(What this task involves) From the records, report how many lines hold the word "Version", with the number as the sole reply.

(Material provided)
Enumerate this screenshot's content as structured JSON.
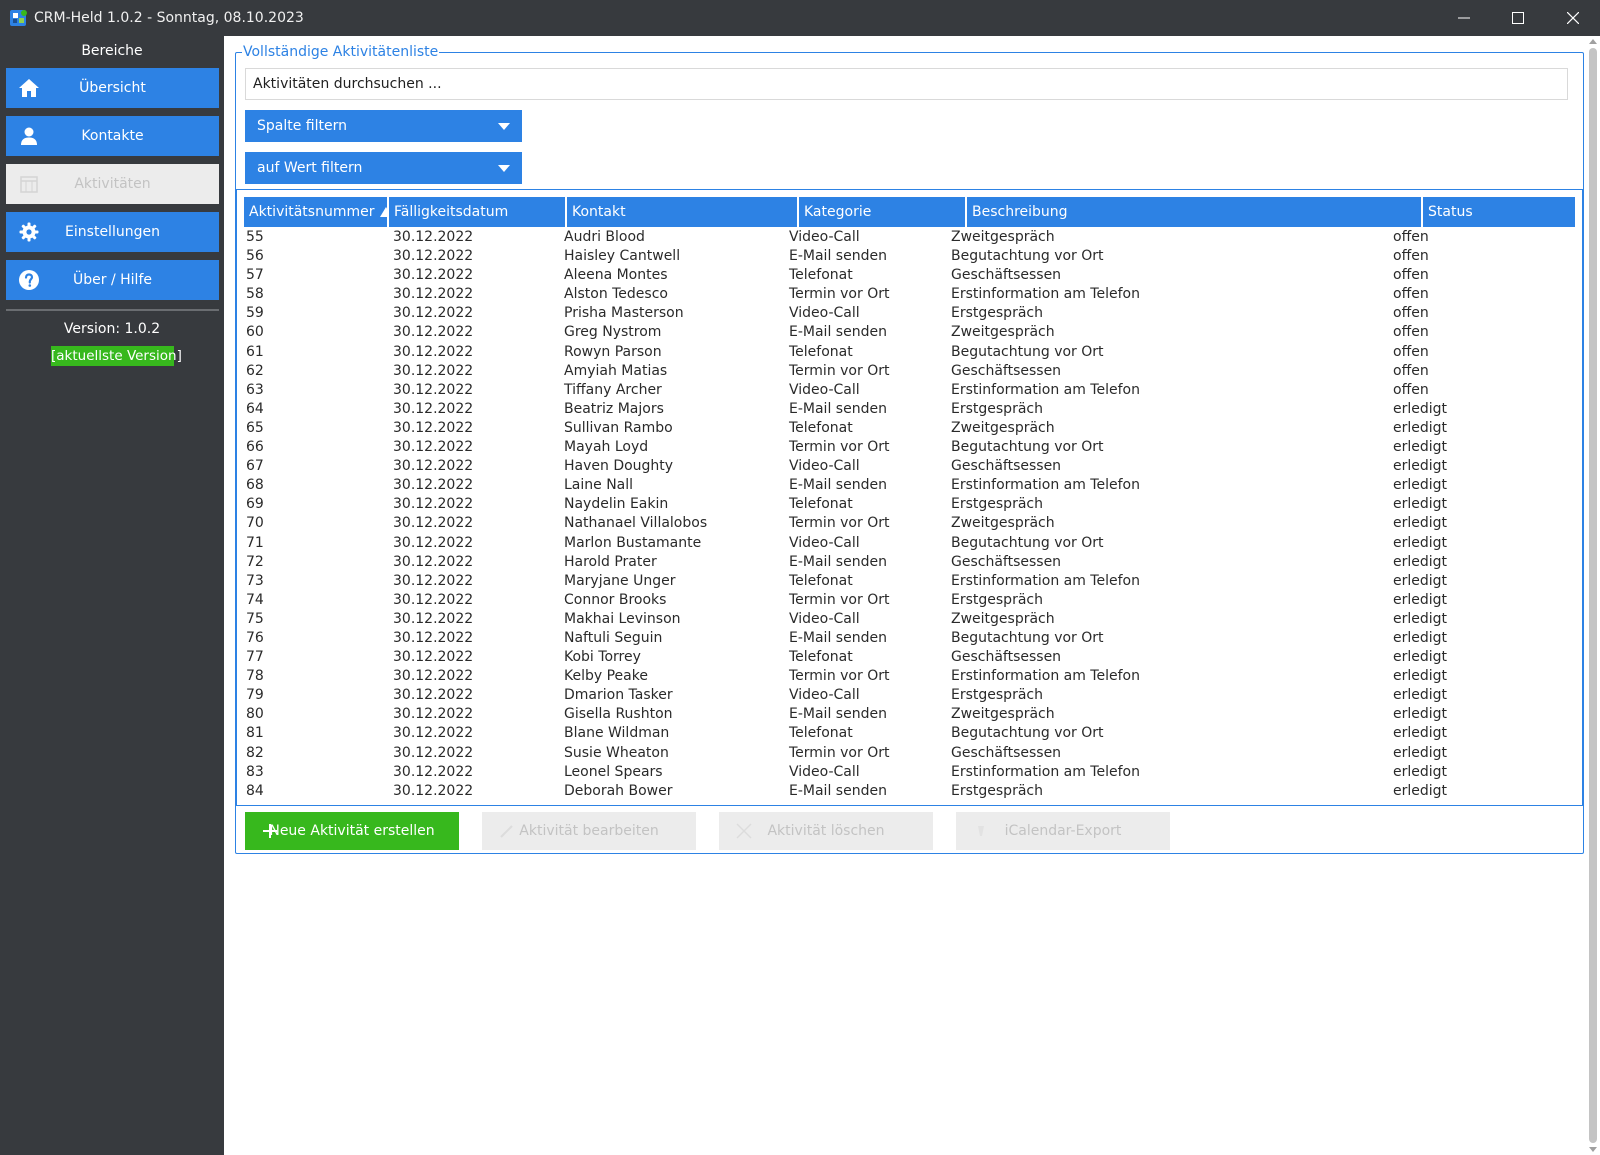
{
  "window": {
    "title": "CRM-Held 1.0.2 - Sonntag, 08.10.2023",
    "controls": [
      "minimize-icon",
      "maximize-icon",
      "close-icon"
    ]
  },
  "sidebar": {
    "section_title": "Bereiche",
    "items": [
      {
        "label": "Übersicht",
        "icon": "home-icon",
        "enabled": true
      },
      {
        "label": "Kontakte",
        "icon": "person-icon",
        "enabled": true
      },
      {
        "label": "Aktivitäten",
        "icon": "activities-icon",
        "enabled": false
      },
      {
        "label": "Einstellungen",
        "icon": "gear-icon",
        "enabled": true
      },
      {
        "label": "Über / Hilfe",
        "icon": "help-icon",
        "enabled": true
      }
    ],
    "version": "Version: 1.0.2",
    "version_badge": "[aktuellste Version]"
  },
  "main": {
    "group_title": "Vollständige Aktivitätenliste",
    "search_placeholder": "Aktivitäten durchsuchen ...",
    "filter_column": "Spalte filtern",
    "filter_value": "auf Wert filtern",
    "table": {
      "columns": [
        "Aktivitätsnummer",
        "Fälligkeitsdatum",
        "Kontakt",
        "Kategorie",
        "Beschreibung",
        "Status"
      ],
      "sorted_column": "Aktivitätsnummer",
      "sort_direction": "ascending",
      "rows": [
        [
          "55",
          "30.12.2022",
          "Audri Blood",
          "Video-Call",
          "Zweitgespräch",
          "offen"
        ],
        [
          "56",
          "30.12.2022",
          "Haisley Cantwell",
          "E-Mail senden",
          "Begutachtung vor Ort",
          "offen"
        ],
        [
          "57",
          "30.12.2022",
          "Aleena Montes",
          "Telefonat",
          "Geschäftsessen",
          "offen"
        ],
        [
          "58",
          "30.12.2022",
          "Alston Tedesco",
          "Termin vor Ort",
          "Erstinformation am Telefon",
          "offen"
        ],
        [
          "59",
          "30.12.2022",
          "Prisha Masterson",
          "Video-Call",
          "Erstgespräch",
          "offen"
        ],
        [
          "60",
          "30.12.2022",
          "Greg Nystrom",
          "E-Mail senden",
          "Zweitgespräch",
          "offen"
        ],
        [
          "61",
          "30.12.2022",
          "Rowyn Parson",
          "Telefonat",
          "Begutachtung vor Ort",
          "offen"
        ],
        [
          "62",
          "30.12.2022",
          "Amyiah Matias",
          "Termin vor Ort",
          "Geschäftsessen",
          "offen"
        ],
        [
          "63",
          "30.12.2022",
          "Tiffany Archer",
          "Video-Call",
          "Erstinformation am Telefon",
          "offen"
        ],
        [
          "64",
          "30.12.2022",
          "Beatriz Majors",
          "E-Mail senden",
          "Erstgespräch",
          "erledigt"
        ],
        [
          "65",
          "30.12.2022",
          "Sullivan Rambo",
          "Telefonat",
          "Zweitgespräch",
          "erledigt"
        ],
        [
          "66",
          "30.12.2022",
          "Mayah Loyd",
          "Termin vor Ort",
          "Begutachtung vor Ort",
          "erledigt"
        ],
        [
          "67",
          "30.12.2022",
          "Haven Doughty",
          "Video-Call",
          "Geschäftsessen",
          "erledigt"
        ],
        [
          "68",
          "30.12.2022",
          "Laine Nall",
          "E-Mail senden",
          "Erstinformation am Telefon",
          "erledigt"
        ],
        [
          "69",
          "30.12.2022",
          "Naydelin Eakin",
          "Telefonat",
          "Erstgespräch",
          "erledigt"
        ],
        [
          "70",
          "30.12.2022",
          "Nathanael Villalobos",
          "Termin vor Ort",
          "Zweitgespräch",
          "erledigt"
        ],
        [
          "71",
          "30.12.2022",
          "Marlon Bustamante",
          "Video-Call",
          "Begutachtung vor Ort",
          "erledigt"
        ],
        [
          "72",
          "30.12.2022",
          "Harold Prater",
          "E-Mail senden",
          "Geschäftsessen",
          "erledigt"
        ],
        [
          "73",
          "30.12.2022",
          "Maryjane Unger",
          "Telefonat",
          "Erstinformation am Telefon",
          "erledigt"
        ],
        [
          "74",
          "30.12.2022",
          "Connor Brooks",
          "Termin vor Ort",
          "Erstgespräch",
          "erledigt"
        ],
        [
          "75",
          "30.12.2022",
          "Makhai Levinson",
          "Video-Call",
          "Zweitgespräch",
          "erledigt"
        ],
        [
          "76",
          "30.12.2022",
          "Naftuli Seguin",
          "E-Mail senden",
          "Begutachtung vor Ort",
          "erledigt"
        ],
        [
          "77",
          "30.12.2022",
          "Kobi Torrey",
          "Telefonat",
          "Geschäftsessen",
          "erledigt"
        ],
        [
          "78",
          "30.12.2022",
          "Kelby Peake",
          "Termin vor Ort",
          "Erstinformation am Telefon",
          "erledigt"
        ],
        [
          "79",
          "30.12.2022",
          "Dmarion Tasker",
          "Video-Call",
          "Erstgespräch",
          "erledigt"
        ],
        [
          "80",
          "30.12.2022",
          "Gisella Rushton",
          "E-Mail senden",
          "Zweitgespräch",
          "erledigt"
        ],
        [
          "81",
          "30.12.2022",
          "Blane Wildman",
          "Telefonat",
          "Begutachtung vor Ort",
          "erledigt"
        ],
        [
          "82",
          "30.12.2022",
          "Susie Wheaton",
          "Termin vor Ort",
          "Geschäftsessen",
          "erledigt"
        ],
        [
          "83",
          "30.12.2022",
          "Leonel Spears",
          "Video-Call",
          "Erstinformation am Telefon",
          "erledigt"
        ],
        [
          "84",
          "30.12.2022",
          "Deborah Bower",
          "E-Mail senden",
          "Erstgespräch",
          "erledigt"
        ]
      ]
    },
    "actions": [
      {
        "label": "Neue Aktivität erstellen",
        "icon": "plus-icon",
        "enabled": true
      },
      {
        "label": "Aktivität bearbeiten",
        "icon": "pencil-icon",
        "enabled": false
      },
      {
        "label": "Aktivität löschen",
        "icon": "cross-icon",
        "enabled": false
      },
      {
        "label": "iCalendar-Export",
        "icon": "export-icon",
        "enabled": false
      }
    ]
  },
  "colors": {
    "titlebar": "#373a3e",
    "sidebar": "#373a3e",
    "accent": "#2d82e4",
    "success": "#37b81d",
    "disabled": "#ececec",
    "disabled_text": "#c3c3c3"
  }
}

(Your response) 2